Intriguingly, Down and Out also offers one morally fraught anomaly. An assassin, hired by Debra, confesses to a contract killing: “Debra would give me Whuffie – piles of it, and her team would follow suit” (Doctorow 2003: 191). However, Debra’s team are ignorant of the arrangement. Even Debra, by means of a mind-wiping technology, arranges to forget. The adjustment in Whuffie thus cannot be based, as it usually is, in affective states. The implication is that for once Whuffie must be alienable, a credit-debt which can be transferred from one party to another.

By engaging in exchange, Debra partway extricates herself from her idiosyncratic Whuffie nexus, and loops the loosened ends haphazardly around her hired gun. Qualitative human bonds are converted into “generic value capable of being added and subtracted and used as a means to measure debt” (Graeber 2011: 159). When the murder victim is “recovered [...] from backup [..] into a force-grown clone,” (Doctorow 2003: 29), he quickly glosses over the question of whether he is really still the same person (ibid. 36). Yet that is just the question which is raised by, not only the assassination, but also the anomalous Whuffie exchange which led to it: “How does it become possible to treat people as if they are identical?” (Graeber 2011: 159).

Whuffie’s topsy-turvy logic allows a mere “conveyance” (Bloch and Parry q.v.) to involve the rewiring of social connections normally characteristic of a “conversion” (ibid.). This is because Whuffie presents value as particularized according to its context. The upshot is that any transfer of value (‘conveyance’) is potentially a conversion from one kind of value to another, and may be “the focus of strong moral evaluations” (Bloch and Parry ibid.).

When the assassin makes Whuffie in this exceptional way, by an act of exchange, it also suggests the second aspect of entrepreneurial demand. That is, it suggests the entrepreneur’s marvelous gift for beating the market is not obsolete after all. The extra value may appear to come out of thin air, but there is a hidden history of violence at its root. The entrepreneurial figure themselves may be curiously oblivious to its source. Following the mind-wipe there is “no memory of the event, just the Whuffie” (Doctorow 2003: 192).

Down and Out hints that the entrepreneurial figure may be the addict of “expedience” (Doctorow 2003: 88), someone who must beat the market, perhaps claiming moral justification, but finally driven only by “pure brain-reward, a jolt of happy-juice” (ibid.). Debra’s anomalous use of Whuffie implies a drive to beat the market, even when the market is utopia.

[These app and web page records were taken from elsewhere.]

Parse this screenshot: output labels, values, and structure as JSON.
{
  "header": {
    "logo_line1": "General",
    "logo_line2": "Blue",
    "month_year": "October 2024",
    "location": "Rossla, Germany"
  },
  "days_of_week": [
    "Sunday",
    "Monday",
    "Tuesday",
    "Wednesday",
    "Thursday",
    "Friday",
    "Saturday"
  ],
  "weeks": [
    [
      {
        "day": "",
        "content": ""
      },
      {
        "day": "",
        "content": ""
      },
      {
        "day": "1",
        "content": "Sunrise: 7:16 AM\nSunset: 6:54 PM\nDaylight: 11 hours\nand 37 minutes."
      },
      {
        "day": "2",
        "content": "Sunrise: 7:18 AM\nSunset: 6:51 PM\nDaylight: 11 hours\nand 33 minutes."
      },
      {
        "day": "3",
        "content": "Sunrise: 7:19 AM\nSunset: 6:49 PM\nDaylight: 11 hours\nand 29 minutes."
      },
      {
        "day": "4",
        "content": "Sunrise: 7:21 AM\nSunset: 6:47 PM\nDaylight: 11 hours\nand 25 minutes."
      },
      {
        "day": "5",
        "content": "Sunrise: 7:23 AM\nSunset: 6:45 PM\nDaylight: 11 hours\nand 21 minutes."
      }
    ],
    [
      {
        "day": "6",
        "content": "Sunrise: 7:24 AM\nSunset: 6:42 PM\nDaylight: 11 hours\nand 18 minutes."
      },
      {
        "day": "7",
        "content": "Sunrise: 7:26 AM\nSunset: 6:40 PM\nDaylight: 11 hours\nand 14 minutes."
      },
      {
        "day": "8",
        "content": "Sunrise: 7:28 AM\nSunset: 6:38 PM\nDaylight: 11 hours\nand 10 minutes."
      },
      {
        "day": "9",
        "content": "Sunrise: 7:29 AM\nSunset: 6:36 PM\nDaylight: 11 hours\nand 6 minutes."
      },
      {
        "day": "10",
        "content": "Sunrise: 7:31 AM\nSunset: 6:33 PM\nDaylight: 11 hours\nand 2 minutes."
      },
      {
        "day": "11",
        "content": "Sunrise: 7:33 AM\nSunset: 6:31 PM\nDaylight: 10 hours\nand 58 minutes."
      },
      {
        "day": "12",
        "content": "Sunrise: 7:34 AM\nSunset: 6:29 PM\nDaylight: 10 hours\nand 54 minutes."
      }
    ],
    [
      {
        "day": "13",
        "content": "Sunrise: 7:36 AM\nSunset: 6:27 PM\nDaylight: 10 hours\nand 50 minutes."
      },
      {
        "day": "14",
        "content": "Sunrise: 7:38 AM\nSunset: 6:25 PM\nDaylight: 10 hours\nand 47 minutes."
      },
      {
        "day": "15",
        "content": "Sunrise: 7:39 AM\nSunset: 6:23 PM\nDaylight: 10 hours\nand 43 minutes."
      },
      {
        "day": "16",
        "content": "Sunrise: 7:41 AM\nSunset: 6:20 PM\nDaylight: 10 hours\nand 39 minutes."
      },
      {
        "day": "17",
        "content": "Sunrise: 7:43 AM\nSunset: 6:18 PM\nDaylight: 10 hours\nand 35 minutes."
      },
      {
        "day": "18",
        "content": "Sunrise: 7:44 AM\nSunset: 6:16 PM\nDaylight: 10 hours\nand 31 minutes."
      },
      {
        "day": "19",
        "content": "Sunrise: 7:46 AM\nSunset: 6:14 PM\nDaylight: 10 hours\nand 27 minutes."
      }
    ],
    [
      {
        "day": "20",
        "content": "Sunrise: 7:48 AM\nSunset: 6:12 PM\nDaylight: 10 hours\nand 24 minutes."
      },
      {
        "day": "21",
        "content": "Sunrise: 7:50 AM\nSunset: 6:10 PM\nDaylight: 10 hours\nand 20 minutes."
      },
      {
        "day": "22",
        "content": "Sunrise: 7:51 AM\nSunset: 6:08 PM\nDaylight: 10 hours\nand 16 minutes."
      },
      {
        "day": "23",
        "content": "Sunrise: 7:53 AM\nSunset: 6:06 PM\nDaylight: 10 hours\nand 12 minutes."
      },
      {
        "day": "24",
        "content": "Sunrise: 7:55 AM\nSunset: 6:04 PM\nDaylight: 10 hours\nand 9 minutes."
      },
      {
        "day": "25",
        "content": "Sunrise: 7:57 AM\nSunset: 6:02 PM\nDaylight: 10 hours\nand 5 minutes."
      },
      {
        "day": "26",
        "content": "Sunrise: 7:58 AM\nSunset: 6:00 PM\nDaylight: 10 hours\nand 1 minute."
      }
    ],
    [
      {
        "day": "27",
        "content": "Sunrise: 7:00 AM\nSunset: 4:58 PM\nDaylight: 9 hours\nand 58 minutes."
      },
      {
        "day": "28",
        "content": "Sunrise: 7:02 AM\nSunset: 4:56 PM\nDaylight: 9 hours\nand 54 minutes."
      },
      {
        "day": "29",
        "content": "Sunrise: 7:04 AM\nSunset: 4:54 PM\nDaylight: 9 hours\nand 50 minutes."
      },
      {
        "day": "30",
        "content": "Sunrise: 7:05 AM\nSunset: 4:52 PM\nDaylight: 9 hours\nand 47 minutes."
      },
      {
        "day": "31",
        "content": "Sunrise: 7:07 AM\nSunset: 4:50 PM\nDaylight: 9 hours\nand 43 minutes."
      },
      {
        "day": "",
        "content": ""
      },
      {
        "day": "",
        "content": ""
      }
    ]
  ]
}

1 comment:

  1. Find out how 1,000's of people like YOU are earning their LIVING by staying home and are living their wildest dreams TODAY.